Thanks to the fairly recent release of Google's Chromecast SDK, more and more apps are starting to add support for the extremely useful HDMI dongle. XBCM Remote application Yatse recently saw a Chromecast supporting update, and now Swiss based online radio 1.FM has also added support for streaming to Chromecast devices.
For those who may not be aware, 1.FM is an online radio broadcasting network that offers "a variety of internet radio channels covering various music genres, time period and styles." It's also free, which is always a plus.
If Yatse is your go-to XBMC remote on Android, this weekend's update should be a nice surprise. If you're still looking for a good remote solution, now may be the time to check this one out.
In short, Yatse got bumped to version 4.0, which brings a handful of new features to the already-powerful application, like Chromecast support, Muzei integration, a newly designed interface, improved speed and stability, an internal audio player, and offline media support.
Late last year, Samsung released the revamped model of the largest Note tablet, the Note 10.1 2014 Edition (which actually came out in 2013, despite its name). It brought with it a full refresh to the lineup, including high end hardware, a better display, and an improved interface.
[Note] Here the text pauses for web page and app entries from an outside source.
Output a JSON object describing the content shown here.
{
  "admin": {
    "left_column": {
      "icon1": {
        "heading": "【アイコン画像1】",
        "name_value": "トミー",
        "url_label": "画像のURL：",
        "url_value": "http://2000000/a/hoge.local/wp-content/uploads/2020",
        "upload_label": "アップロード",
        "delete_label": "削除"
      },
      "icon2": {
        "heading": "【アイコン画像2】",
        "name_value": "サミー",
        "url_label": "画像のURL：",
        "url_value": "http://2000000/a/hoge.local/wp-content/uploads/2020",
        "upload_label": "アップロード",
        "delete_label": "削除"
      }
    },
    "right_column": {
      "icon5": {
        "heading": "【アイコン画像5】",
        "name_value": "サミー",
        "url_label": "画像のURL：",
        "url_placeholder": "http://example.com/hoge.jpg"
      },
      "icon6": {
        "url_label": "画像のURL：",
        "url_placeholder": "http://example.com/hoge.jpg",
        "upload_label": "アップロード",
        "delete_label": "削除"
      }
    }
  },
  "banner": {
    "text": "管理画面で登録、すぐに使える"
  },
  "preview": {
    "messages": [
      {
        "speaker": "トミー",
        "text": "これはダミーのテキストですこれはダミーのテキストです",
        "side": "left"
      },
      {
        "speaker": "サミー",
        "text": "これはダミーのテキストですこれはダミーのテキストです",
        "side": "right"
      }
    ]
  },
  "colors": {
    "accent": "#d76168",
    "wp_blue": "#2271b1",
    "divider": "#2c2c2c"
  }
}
The S Pen became more valuable, and Multi-Window more usable. All in all, it was a good upgrade.
The Note Pro 12.2 is a continuation of that upgrade to the product line, as it's essentially a larger version of last year's Note 10.1 in both hardware and software.
We're all excited by the prospects of Project Ara, Google's upcoming lick-and-stick modular phone that will essentially allow users to upgrade the device's hardware on the fly. Recently, one of the Ara team members showed off a non-functional model of the device at LAUNCH, which gives us a very good idea of how swapping components will work.
They waste no time getting right into the juicy details, so give it a watch.